In his book The Art of Thinking Clearly
, author and entrepreneur Rolf Dobelli tells the story of an “intelligent centipede” to illustrate the hazards overthinking:
Sitting on the edge of a table, the clever centipede saw a tasty grain of sugar across the room. He then started to come up with options for his approach: Should he crawl down the left or right table leg? Which foot should take the first step, and which ones should follow? Because he was good at math, he could analyze all the variants and select the optimal path.
Finally, he took the first step. But with his head still clouded by calculations, he got tangled up and stopped to review his plan.
In the end, he went no further and starved.
Overthinking may not be as consequential for you, but it’s probably still worth avoiding: “if you think too much, you cut off your mind from the wisdom of your feelings.”
When should you go with your gut feeling, and when should you listen to your rational thought?
Dobelli recommends the below rules of thumb:
When to use your intuition
You can safely rely on your intuition in the following scenarios: when you’re facing situations that involve “practiced activities” such as motor skills (like the centipede); questions you’ve answered a thousand times; or decisions that our Stone Age ancestors dealt with, such as what is edible and who is trustworthy and would make a good friend.
In these cases, dwelling on every detail blunts your intuitive ability to solve problems.
When to use your rational thought

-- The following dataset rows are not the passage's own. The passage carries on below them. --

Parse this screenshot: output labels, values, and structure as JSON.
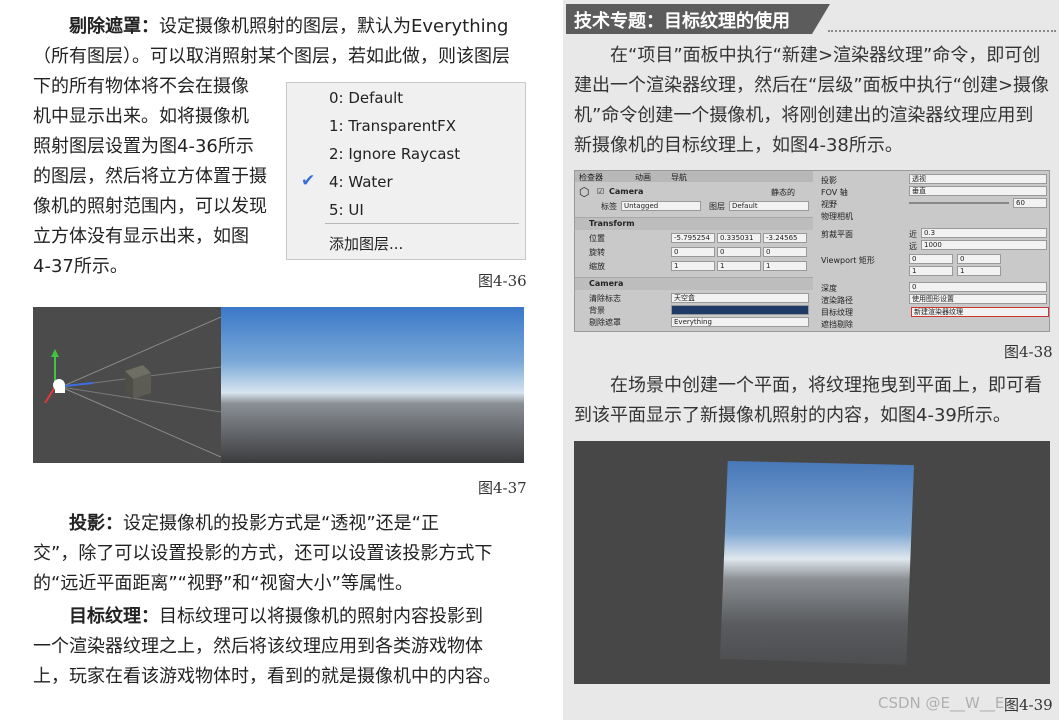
{
  "left": {
    "para_mask_label": "剔除遮罩：",
    "para_mask_lines": [
      "设定摄像机照射的图层，默认为Everything",
      "（所有图层）。可以取消照射某个图层，若如此做，则该图层"
    ],
    "para_mask_narrow_lines": [
      "下的所有物体将不会在摄像",
      "机中显示出来。如将摄像机",
      "照射图层设置为图4-36所示",
      "的图层，然后将立方体置于摄",
      "像机的照射范围内，可以发现",
      "立方体没有显示出来，如图",
      "4-37所示。"
    ],
    "layer_menu": {
      "items": [
        "0: Default",
        "1: TransparentFX",
        "2: Ignore Raycast",
        "4: Water",
        "5: UI"
      ],
      "checked_index": 3,
      "add_layer": "添加图层..."
    },
    "fig_36": "图4-36",
    "fig_37": "图4-37",
    "para_proj_label": "投影：",
    "para_proj_lines": [
      "设定摄像机的投影方式是“透视”还是“正",
      "交”，除了可以设置投影的方式，还可以设置该投影方式下",
      "的“远近平面距离”“视野”和“视窗大小”等属性。"
    ],
    "para_target_label": "目标纹理：",
    "para_target_lines": [
      "目标纹理可以将摄像机的照射内容投影到",
      "一个渲染器纹理之上，然后将该纹理应用到各类游戏物体",
      "上，玩家在看该游戏物体时，看到的就是摄像机中的内容。"
    ]
  },
  "right": {
    "banner_prefix": "技术专题：",
    "banner_title": "目标纹理的使用",
    "para_tech_lines": [
      "在“项目”面板中执行“新建>渲染器纹理”命令，即可创",
      "建出一个渲染器纹理，然后在“层级”面板中执行“创建>摄像",
      "机”命令创建一个摄像机，将刚创建出的渲染器纹理应用到",
      "新摄像机的目标纹理上，如图4-38所示。"
    ],
    "inspector": {
      "tabs": [
        "检查器",
        "动画",
        "导航"
      ],
      "object_name": "Camera",
      "static_label": "静态的",
      "tag_label": "标签",
      "tag_value": "Untagged",
      "layer_label": "图层",
      "layer_value": "Default",
      "transform_title": "Transform",
      "position_label": "位置",
      "rotation_label": "旋转",
      "scale_label": "缩放",
      "position": [
        "-5.795254",
        "0.335031",
        "-3.24565"
      ],
      "rotation": [
        "0",
        "0",
        "0"
      ],
      "scale": [
        "1",
        "1",
        "1"
      ],
      "camera_title": "Camera",
      "clear_flags_label": "清除标志",
      "clear_flags_value": "天空盒",
      "background_label": "背景",
      "culling_mask_label": "剔除遮罩",
      "culling_mask_value": "Everything",
      "projection_label": "投影",
      "projection_value": "透视",
      "fov_axis_label": "FOV 轴",
      "fov_axis_value": "垂直",
      "fov_label": "视野",
      "fov_value": "60",
      "physical_label": "物理相机",
      "clip_label": "剪裁平面",
      "near_label": "近",
      "near_value": "0.3",
      "far_label": "远",
      "far_value": "1000",
      "viewport_label": "Viewport 矩形",
      "vx": "0",
      "vy": "0",
      "vw": "1",
      "vh": "1",
      "depth_label": "深度",
      "depth_value": "0",
      "render_path_label": "渲染路径",
      "render_path_value": "使用图形设置",
      "target_label": "目标纹理",
      "target_value": "新建渲染器纹理",
      "occlusion_label": "遮挡剔除"
    },
    "fig_38": "图4-38",
    "para_plane_lines": [
      "在场景中创建一个平面，将纹理拖曳到平面上，即可看",
      "到该平面显示了新摄像机照射的内容，如图4-39所示。"
    ],
    "fig_39": "图4-39",
    "watermark": "CSDN @E__W__E"
  }
}
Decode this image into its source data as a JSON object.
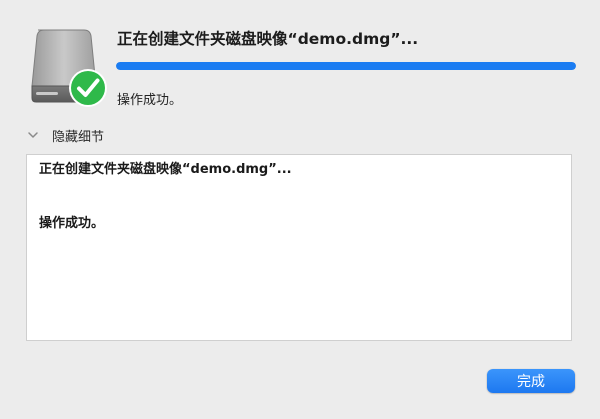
{
  "dialog": {
    "title": "正在创建文件夹磁盘映像“demo.dmg”...",
    "progress_percent": 100,
    "status_text": "操作成功。",
    "icons": {
      "disk": "external-disk-icon",
      "badge": "checkmark-badge-icon",
      "toggle": "chevron-down-icon"
    },
    "colors": {
      "accent": "#1a7cf2",
      "success": "#2fb94a"
    }
  },
  "details": {
    "toggle_label": "隐藏细节",
    "log": [
      "正在创建文件夹磁盘映像“demo.dmg”...",
      "操作成功。"
    ]
  },
  "buttons": {
    "done_label": "完成"
  }
}
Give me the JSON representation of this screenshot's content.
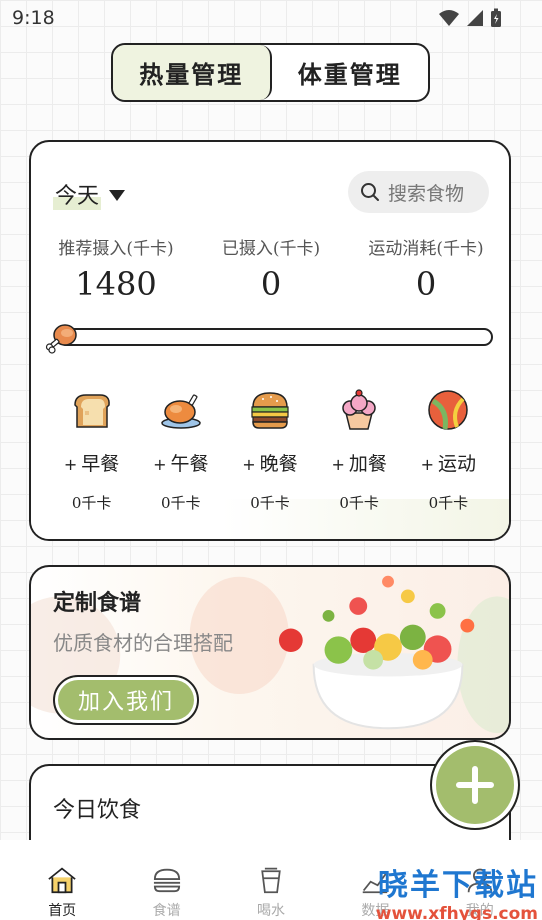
{
  "status": {
    "time": "9:18"
  },
  "segment": {
    "tabs": [
      "热量管理",
      "体重管理"
    ],
    "active": 0
  },
  "summary": {
    "date_label": "今天",
    "search_placeholder": "搜索食物",
    "stats": [
      {
        "label": "推荐摄入(千卡)",
        "value": "1480"
      },
      {
        "label": "已摄入(千卡)",
        "value": "0"
      },
      {
        "label": "运动消耗(千卡)",
        "value": "0"
      }
    ],
    "progress": 0
  },
  "meals": [
    {
      "label": "早餐",
      "kcal": "0千卡",
      "icon": "toast-icon"
    },
    {
      "label": "午餐",
      "kcal": "0千卡",
      "icon": "roast-chicken-icon"
    },
    {
      "label": "晚餐",
      "kcal": "0千卡",
      "icon": "burger-icon"
    },
    {
      "label": "加餐",
      "kcal": "0千卡",
      "icon": "cupcake-icon"
    },
    {
      "label": "运动",
      "kcal": "0千卡",
      "icon": "ball-icon"
    }
  ],
  "meal_plus": "+",
  "recipe": {
    "title": "定制食谱",
    "subtitle": "优质食材的合理搭配",
    "button": "加入我们"
  },
  "today_diet": {
    "title": "今日饮食"
  },
  "tabbar": [
    {
      "label": "首页",
      "icon": "home-icon"
    },
    {
      "label": "食谱",
      "icon": "food-icon"
    },
    {
      "label": "喝水",
      "icon": "cup-icon"
    },
    {
      "label": "数据",
      "icon": "chart-icon"
    },
    {
      "label": "我的",
      "icon": "profile-icon"
    }
  ],
  "watermark": {
    "main": "晓羊下载站",
    "sub": "www.xfhygs.com"
  },
  "colors": {
    "accent": "#a3bd6d",
    "active_tab_bg": "#eff3e0",
    "brand_blue": "#1f77d0"
  }
}
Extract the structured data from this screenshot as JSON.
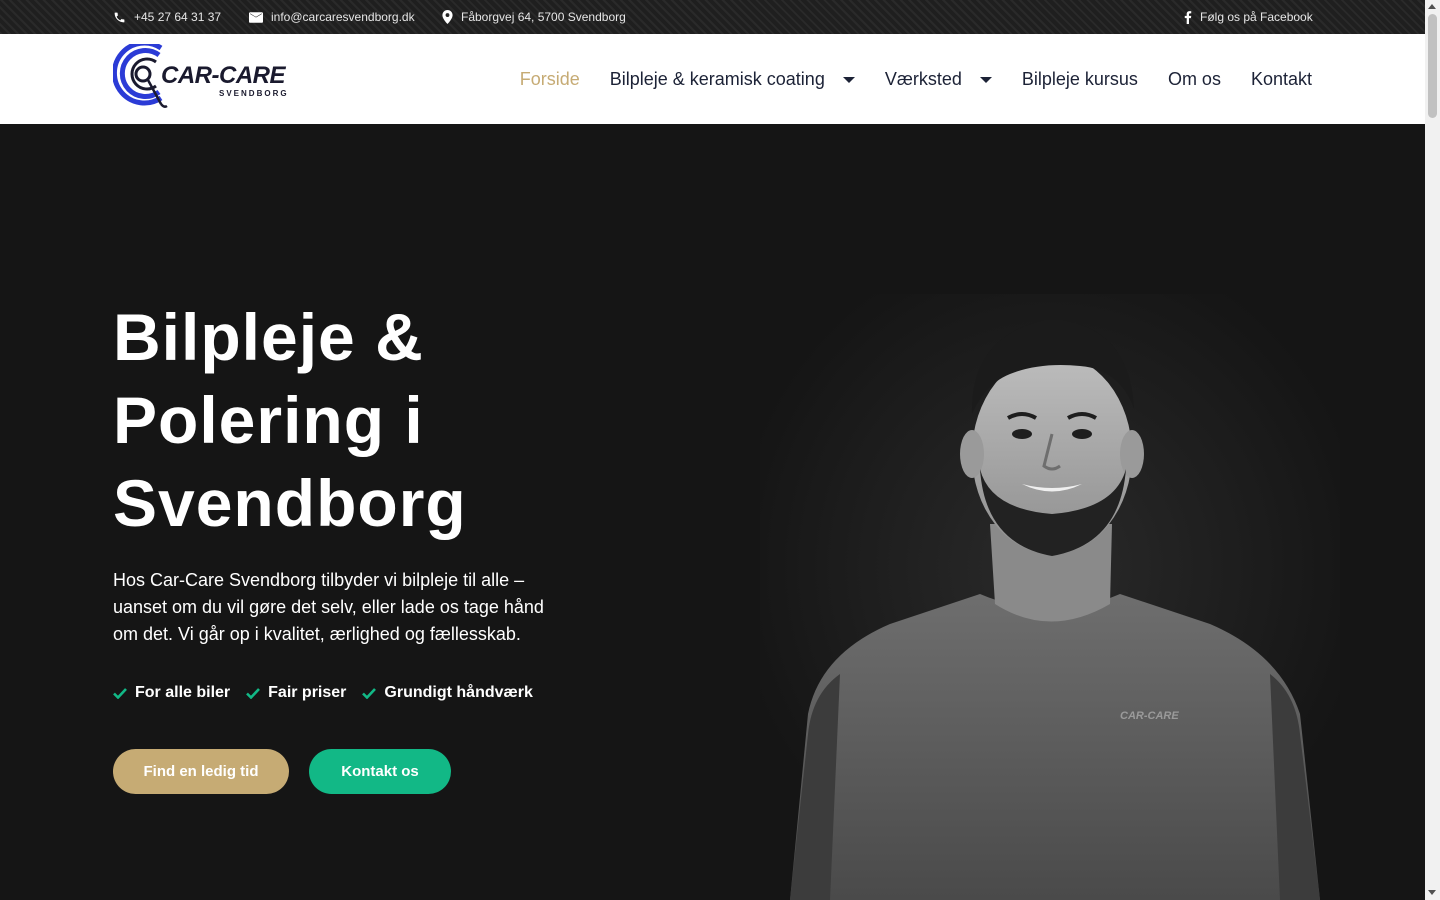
{
  "topbar": {
    "phone": "+45 27 64 31 37",
    "email": "info@carcaresvendborg.dk",
    "address": "Fåborgvej 64, 5700 Svendborg",
    "facebook": "Følg os på Facebook"
  },
  "logo": {
    "name": "CAR-CARE",
    "sub": "SVENDBORG"
  },
  "nav": [
    {
      "label": "Forside",
      "active": true
    },
    {
      "label": "Bilpleje & keramisk coating",
      "dropdown": true
    },
    {
      "label": "Værksted",
      "dropdown": true
    },
    {
      "label": "Bilpleje kursus"
    },
    {
      "label": "Om os"
    },
    {
      "label": "Kontakt"
    }
  ],
  "hero": {
    "title": "Bilpleje & Polering i Svendborg",
    "text": "Hos Car-Care Svendborg tilbyder vi bilpleje til alle – uanset om du vil gøre det selv, eller lade os tage hånd om det. Vi går op i kvalitet, ærlighed og fællesskab.",
    "features": [
      "For alle biler",
      "Fair priser",
      "Grundigt håndværk"
    ],
    "primary_button": "Find en ledig tid",
    "secondary_button": "Kontakt os",
    "shirt_logo": "CAR-CARE"
  },
  "colors": {
    "accent_gold": "#c6ab74",
    "accent_green": "#12b886",
    "nav_text": "#1c2236",
    "hero_bg": "#151515"
  },
  "icons": {
    "phone": "phone-icon",
    "email": "envelope-icon",
    "address": "map-pin-icon",
    "facebook": "facebook-icon",
    "feature": "check-icon",
    "dropdown": "caret-down-icon"
  }
}
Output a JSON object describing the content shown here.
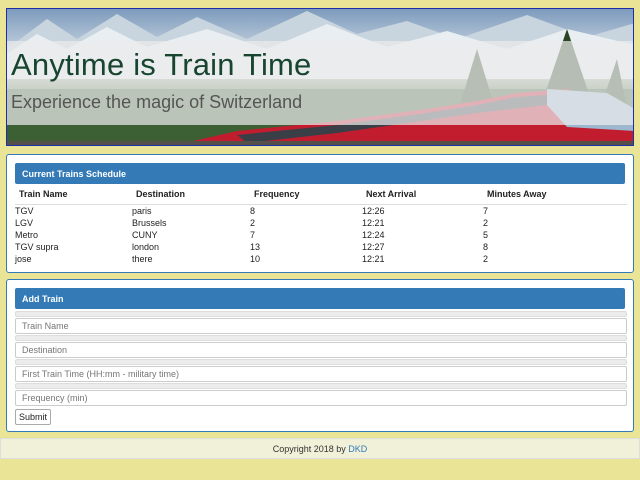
{
  "header": {
    "title": "Anytime is Train Time",
    "subtitle": "Experience the magic of Switzerland"
  },
  "schedule": {
    "heading": "Current Trains Schedule",
    "columns": [
      "Train Name",
      "Destination",
      "Frequency",
      "Next Arrival",
      "Minutes Away"
    ],
    "rows": [
      [
        "TGV",
        "paris",
        "8",
        "12:26",
        "7"
      ],
      [
        "LGV",
        "Brussels",
        "2",
        "12:21",
        "2"
      ],
      [
        "Metro",
        "CUNY",
        "7",
        "12:24",
        "5"
      ],
      [
        "TGV supra",
        "london",
        "13",
        "12:27",
        "8"
      ],
      [
        "jose",
        "there",
        "10",
        "12:21",
        "2"
      ]
    ]
  },
  "add_train": {
    "heading": "Add Train",
    "fields": {
      "train_name": "Train Name",
      "destination": "Destination",
      "first_time": "First Train Time (HH:mm - military time)",
      "frequency": "Frequency (min)"
    },
    "submit_label": "Submit"
  },
  "footer": {
    "copyright": "Copyright 2018 by",
    "author": "DKD"
  },
  "colors": {
    "page_bg": "#eae596",
    "panel_accent": "#337ab7",
    "title_text": "#17452f"
  }
}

With complex matters, such as investment decisions, “sober reflection is indispensable” because evolution hasn’t equipped us for such considerations. Here, logic trumps intuition.